WHAT HOBBLES I.N.D.I.A. is much more than the shrunken political strength of what was once India’s ruling party, Congress. Others, including the Left bloc, Aam Aadmi Party (AAP), Trinamool Congress, Janata Dal (United), Dravida Munnetra Kazhagam (DMK), Nationalist Congress Party (NCP), Rashtriya Janata Dal (RJD), Samajwadi Party and Shiv Sena (Uddhav Balasaheb Thackeray), do not have any appeal beyond one or two states on their own or in tie-up with Congress. Sample this: SP’s Akhilesh Yadav generated a lot of hype in Madhya Pradesh, and yet the party failed to win any seat and ended up with its worst-ever vote share: a mere 0.46 per cent. The same is true of JD(U) which fielded candidates in the state, some of them winning as low as 48, 61, 72, 100, 109, 272 and 348 votes, respectively, in seats they contested from. Some others are too insignificant to make an impact, including the National Conference, Indian Union Muslim League, People’s Democratic Party, and so on.
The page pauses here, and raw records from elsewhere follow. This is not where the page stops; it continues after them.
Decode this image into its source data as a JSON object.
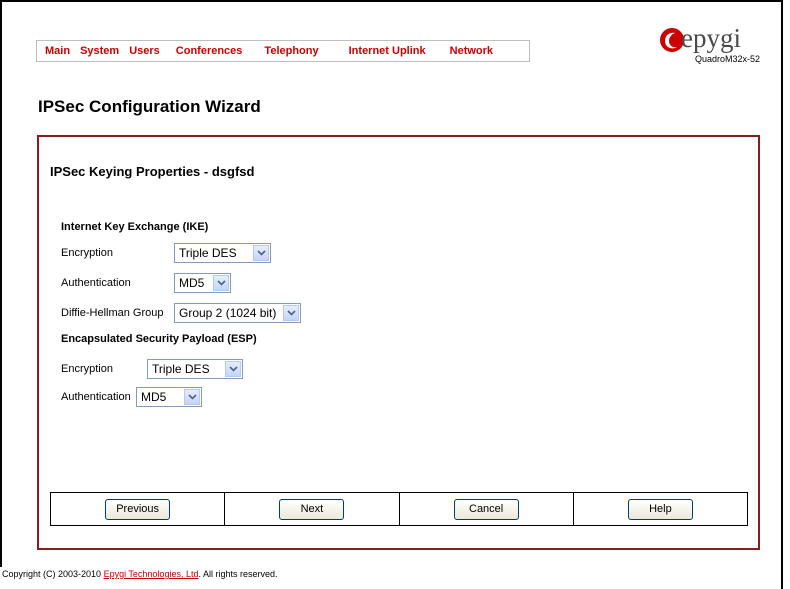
{
  "nav": {
    "items": [
      {
        "label": "Main"
      },
      {
        "label": "System"
      },
      {
        "label": "Users"
      },
      {
        "label": "Conferences"
      },
      {
        "label": "Telephony"
      },
      {
        "label": "Internet Uplink"
      },
      {
        "label": "Network"
      }
    ]
  },
  "logo": {
    "text": "epygi",
    "model": "QuadroM32x-52",
    "icon": "epygi-logo-icon",
    "color": "#cc0000"
  },
  "page": {
    "title": "IPSec Configuration Wizard"
  },
  "form": {
    "section_title": "IPSec Keying Properties - dsgfsd",
    "ike": {
      "title": "Internet Key Exchange (IKE)",
      "encryption_label": "Encryption",
      "encryption_value": "Triple DES",
      "authentication_label": "Authentication",
      "authentication_value": "MD5",
      "dh_label": "Diffie-Hellman Group",
      "dh_value": "Group 2 (1024 bit)"
    },
    "esp": {
      "title": "Encapsulated Security Payload (ESP)",
      "encryption_label": "Encryption",
      "encryption_value": "Triple DES",
      "authentication_label": "Authentication",
      "authentication_value": "MD5"
    }
  },
  "buttons": {
    "previous": "Previous",
    "next": "Next",
    "cancel": "Cancel",
    "help": "Help"
  },
  "footer": {
    "prefix": "Copyright (C) 2003-2010 ",
    "link": "Epygi Technologies, Ltd",
    "suffix": ". All rights reserved."
  },
  "colors": {
    "accent": "#cc0000",
    "box_border": "#8b1c1c"
  }
}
Neither Akhilesh Yadav nor Banerjee, who are provincial satraps, have it in them to make a national impact. In fact, their influence is abysmal beyond their own states. Tamil Nadu Chief Minister and DMK leader MK Stalin has his stature limited to his state alone. On the winnability quotient, none of the I.N.D.I.A. leaders—from Sharad Pawar to Arvind Kejriwal—make the cut. If you look at the idea of not fighting against each other so as not to split the anti-BJP vote, it is only an incremental measure when it comes to battling BJP. In many states, the I.N.D.I.A. bloc members are already in alliance, like in Tamil Nadu. In West Bengal, the alliance members can only eat into each other’s vote share since the Trinamool Congress is going it alone and the Left and Congress are in a marriage of convenience in the state, and continue to reveal their combination’s insignificance election after election. The constituents of the alliance will face a tough time in coming to an agreement on Lok Sabha seats from WestBengal, Kerala, PunjabandDelhi. The bloc doesn’t accommodate all opposition parties either—Bahujan Samaj Party (BSP) is not in this alliance. Which is why I.N.D.I.A.’s chances of offering BJP a good fight are quite low. Even when SP and BSP fought together in the 2019 Lok Sabha polls, they could not stop the BJP juggernaut in what used to be their stronghold, Uttar Pradesh. Less said the better about I.N.D.I.A.’s potential for coming up with a common minimum programme. Their building of narratives has not helped pull in votes. Its efforts to embarrass the ruling party over violence in Manipur and by targeting the Adani group have proved to be ineffective. On October 2, the Bihar government published the ‘Bihar Caste-based Survey 2022’, but it didn’t create social ripples—upper castes didn’t hit the streets in protest—and refused to click as a political game plan for OBC mobilisation.
Most importantly, none of these parties have their vote banks intact. Transferring votes is not the challenge each of these parties will face. The bigger worry is the erosion of the base to the aggressive BJP, a realisation that dawned on SP and BSP only after the 2019 elections were over and the results declared. Now, the results from Madhya Pradesh aren’t good news for BJP’s rivals. In 101 of 230 seats, BJP won more than 50 per cent, in another 32, it secured between 45 per cent and 50 per cent and in another 18, it pulled in 40-45 per cent of the votes polled.
Congress was waiting for good news from the polls in the three Hindi heartland states to gain in bargaining power over its allies, but those dreams lie shattered now. More importantly, the key takeaway from this round of state elections is that the 2024 General Election is going to be the biggest battle yet for a non-BJP coalition because the crisis that they are facing is more existential than ever before.